It is unlikely that the husband and wife duo of guitarist Patrick Riley and vocalist Alaina Moore that comprise Tennis ever believed that their seven-month long sailing trip around the Atlantic coast, that inspired their debut album Cape Dory, would be the catalyst for them becoming a real fully fledged band. Two years later, and on the cusp of releasing their second studio album, there is no doubt that Tennis are now a proper band in every sense of the world.
Cape Dory was a charming, if rather lightweight, debut and its primitive lo-fi sound and freewheeling atmosphere were perfect matches for Riley and Moore’s songs documenting their time at sea. The duo have since expanded to a three-piece, with the addition of drummer James Barone. Despite follow up Young & Old not having a thematic story like the debut, its more disparate influences make for a much broader and ultimately more satisfying listen.
The band decamped from their native state of Denver to Nashville to record the album with producer Patrick Carney of The Black Keys and it appears his guitar rock pedigree has rubbed off on the group. Young & Old is a far more strident affair than the rather rickety debut. The drums have a nice kick to them and the guitar sounds are sharp and clear throughout, indicating that the band have honed their sound. Opening track It All Stays The Same introduces their sonic progression as it develops from pretty strumming guitar to a great driving chorus and the satisfying crunch of the guitar is particularly striking.
Young & Old sees Tennis intelligently playing to their strengths, and their main strength is the soulful purr of singer Alaina Moore’s stunning voice. There is a hugely captivating, richly melodic sound to her voice and it perfectly fits the swinging pop of the piano led Origins and the yearning lilt of My Better Self. Moore’s voice is reminiscent of The Supremes-era Diana Ross and there is a distinct ’60s Motown influence to the songs here. Indeed Moore has described the album as sounding like “Stevie Nicks going through a Motown phase”.
It is clear that Tennis are now exploring a broader musical palette that allows them to experiment and have fun. The playful sass of the sultry Petition is a gloriously hook filled piece of effortless pop and the exuberant organ sounds of Travelling are especially charming. But beyond the retro influences on Tennis’ sound their gift for a charmingly endearing melody means the album never sounds like a tired pastiche.

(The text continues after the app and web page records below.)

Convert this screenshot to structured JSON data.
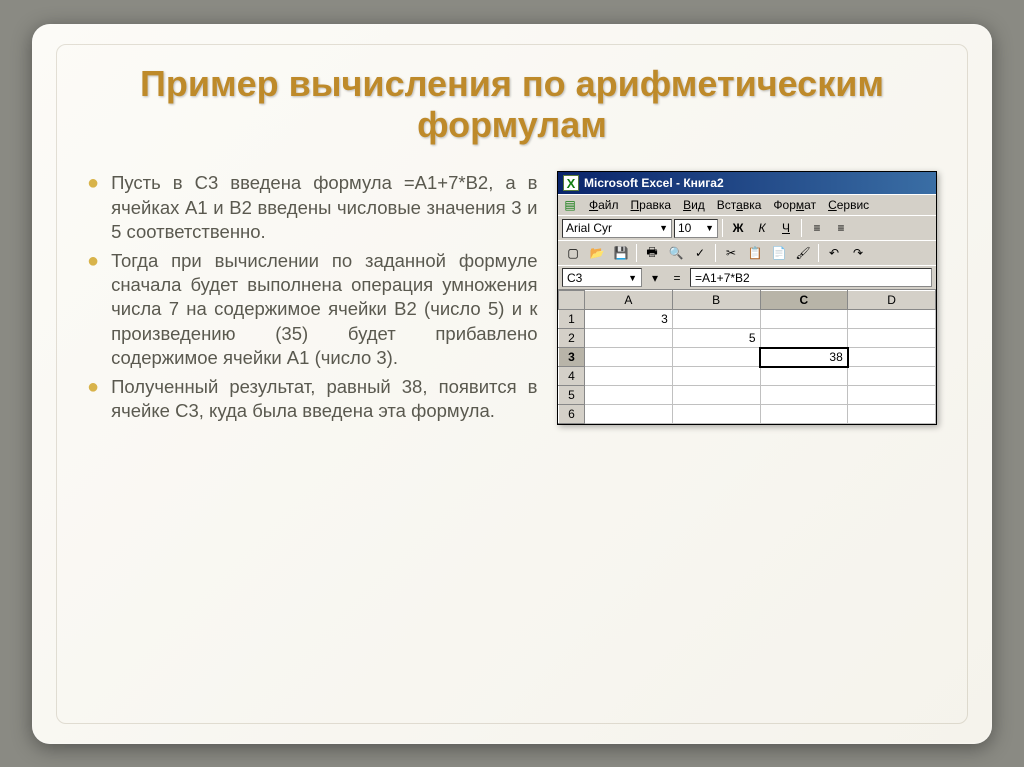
{
  "slide": {
    "title": "Пример вычисления по арифметическим формулам",
    "bullets": [
      "Пусть в C3 введена формула =A1+7*B2, а в ячейках A1 и B2 введены числовые значения 3 и 5 соответственно.",
      "Тогда при вычислении по заданной формуле сначала будет выполнена операция умножения числа 7 на содержимое ячейки B2 (число 5) и к произведению (35) будет прибавлено содержимое ячейки A1 (число 3).",
      "Полученный результат, равный 38, появится в ячейке C3, куда была введена эта формула."
    ]
  },
  "excel": {
    "title": "Microsoft Excel - Книга2",
    "menus": {
      "file": "Файл",
      "edit": "Правка",
      "view": "Вид",
      "insert": "Вставка",
      "format": "Формат",
      "service": "Сервис"
    },
    "font_name": "Arial Cyr",
    "font_size": "10",
    "fmt_buttons": {
      "bold": "Ж",
      "italic": "К",
      "underline": "Ч"
    },
    "namebox": "C3",
    "formula": "=A1+7*B2",
    "columns": [
      "A",
      "B",
      "C",
      "D"
    ],
    "rows": [
      "1",
      "2",
      "3",
      "4",
      "5",
      "6"
    ],
    "cells": {
      "A1": "3",
      "B2": "5",
      "C3": "38"
    }
  },
  "chart_data": {
    "type": "table",
    "title": "Excel spreadsheet snippet",
    "columns": [
      "A",
      "B",
      "C",
      "D"
    ],
    "rows": [
      {
        "row": "1",
        "A": 3,
        "B": null,
        "C": null,
        "D": null
      },
      {
        "row": "2",
        "A": null,
        "B": 5,
        "C": null,
        "D": null
      },
      {
        "row": "3",
        "A": null,
        "B": null,
        "C": 38,
        "D": null
      },
      {
        "row": "4",
        "A": null,
        "B": null,
        "C": null,
        "D": null
      },
      {
        "row": "5",
        "A": null,
        "B": null,
        "C": null,
        "D": null
      },
      {
        "row": "6",
        "A": null,
        "B": null,
        "C": null,
        "D": null
      }
    ],
    "active_cell": "C3",
    "formula": "=A1+7*B2"
  }
}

Lyrically, Young & Old moves away from the rather simple approach of Cape Dory to a more nuanced lyrical style. The album was written in just three months on the road. While the mood is generally breezy and light, there is a degree of pessimism to some of Moore’s lyrics, best exemplified by High Roads coda of “Paradise is all around, but happiness is never found”. Soaring penultimate track Take Me To Heaven is the highlight, and Moore’s hugely impressive vocals are genuinely affecting as she sings: “If you’re just passing through, then take me to Heaven with you”.
Tennis’ second album has firmly established them as more than just a quaint novelty and Young & Old can be seen as a subtle but significant step forward. Bigger, bolder but still retaining an engaging charm, it is a highly impressive melodic triumph.